AE Parameters

Various parameters used in AET include: AE burst, threshold, ring down count, cumulative counts, event duration, peak amplitude, rise time, energy and rms voltage etc. Typical AE system consists of signal detection, amplification & enhancement, data acquisition, processing and analysis units.

Sensors / Soure Location Identification

The most commonly used sensors are resonance type piezoelectric transducers with proper couplant. In some applications where sensors cannot be fixed directly, waveguides are used. Sensors are calibrated for frequency response and sensitivity before any application. The AE technique captures the parameters and correlates with the defect formation and failures. When more than one sensors is used, AE source can be located based by measuring the signal’s arrival time to each sensor. By comparing the signal’s arrival time at different sensors, the source location can be calculated through triangulation and other methods. AE sources are usually classified based on activity and intensity.
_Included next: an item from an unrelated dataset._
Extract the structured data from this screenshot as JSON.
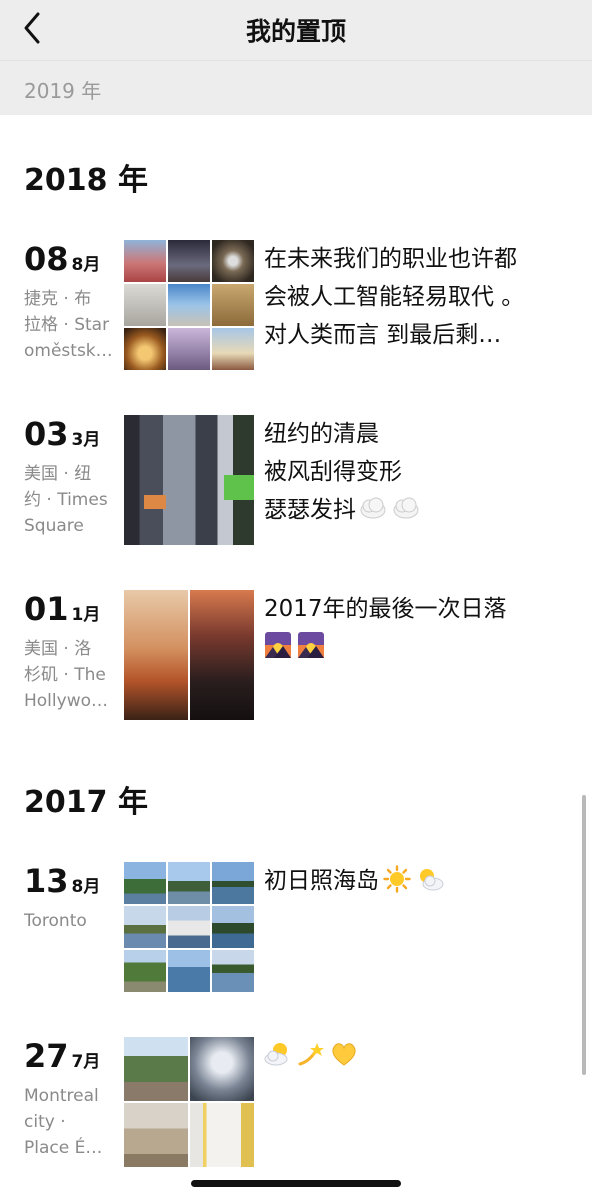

A source is considered to be active if its event count continues to increase with

stimulus. A source is considered to be critically active if the rate of change of its count or emission rate consistently increases with increasing stimulation.

AET Advantages

AE testing is a powerful aid to materials testing and the study of deformation, fatigue crack growth, fracture, oxidation and corrosion. It gives an immediate indication of the response and behaviour of a material under stress, intimately connected with strength, damage and failure. A major advantage of AE testing is that it does not require access to the whole examination area. In large structures / vessels permanent sensors can be mounted for periodic inspection for leak detection and structural integrity monitoring. Typical advantages of AE technique include: high sensitivity, early and rapid detection of defects, leaks, cracks etc., on-line monitoring, location of defective regions, minimisation of plant downtime for inspection, no need for scanning the whole structural surface and minor disturbance of insulation.

AET Limitations

On the negative side, AET requires stimulus. AE technique can only qualitatively estimate the damage and predict how long the components will last. So, other NDT methods are still needed for thorough examinations and for obtaining quantitative information. Plant environments are usually very noisy and the AE signals are usually very weak. This situation calls for incorporation of signal discrimination and noise reduction methods. In this regard, signal processing and frequency domain analysis are expected to improve the situation.

A few Typical Applications

• Detection and location of leak paths in end-shield of reactors (frequency analysis) • Identification of leaking pressure tube in reactors • Condition monitoring of 17 m Horton sphere during hydro testing (24 sensors) • On-line monitoring of welding process and fuel end-cap welds • Monitoring stress corrosion cracking, fatigue crack growth • Studying plastic deformation behaviour and fracture of SS304, SS316, Inconel, PE-16 etc • Monitoring of oxidation process and spalling behaviour of metals and alloys

Further Reading

NDT Handbook- Acoustic Emission Testing, ed. P. Mclntire, Vol. 5, 1985, American Society for Non-destructive Testing (ASNT). Practical NDT Testing, Baldev Raj, T.Jayakumar and M.Thavasimuthu, 1997, Narosha, New Delhi


Eddy Currents